__Work to complete__. Scan the listing below and copy each line holding the word "Dataset".

__Information given__.
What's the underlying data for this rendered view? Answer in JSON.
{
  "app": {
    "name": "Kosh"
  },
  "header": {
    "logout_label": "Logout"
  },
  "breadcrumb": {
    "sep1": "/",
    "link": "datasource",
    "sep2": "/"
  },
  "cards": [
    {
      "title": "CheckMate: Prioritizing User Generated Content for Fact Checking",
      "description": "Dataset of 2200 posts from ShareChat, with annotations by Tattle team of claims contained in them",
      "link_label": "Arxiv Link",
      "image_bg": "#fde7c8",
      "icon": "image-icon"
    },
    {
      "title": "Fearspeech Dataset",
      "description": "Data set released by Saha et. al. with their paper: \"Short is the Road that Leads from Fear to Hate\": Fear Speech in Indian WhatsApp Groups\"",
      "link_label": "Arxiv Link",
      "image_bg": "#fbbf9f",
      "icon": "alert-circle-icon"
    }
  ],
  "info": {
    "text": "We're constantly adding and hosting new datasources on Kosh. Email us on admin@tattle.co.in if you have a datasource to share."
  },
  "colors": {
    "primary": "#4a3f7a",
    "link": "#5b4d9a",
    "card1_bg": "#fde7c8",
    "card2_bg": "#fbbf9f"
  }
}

__Response box__.
      "description": "Dataset of 2200 posts from ShareChat, with annotations by Tattle team of claims contained in them",
      "title": "Fearspeech Dataset",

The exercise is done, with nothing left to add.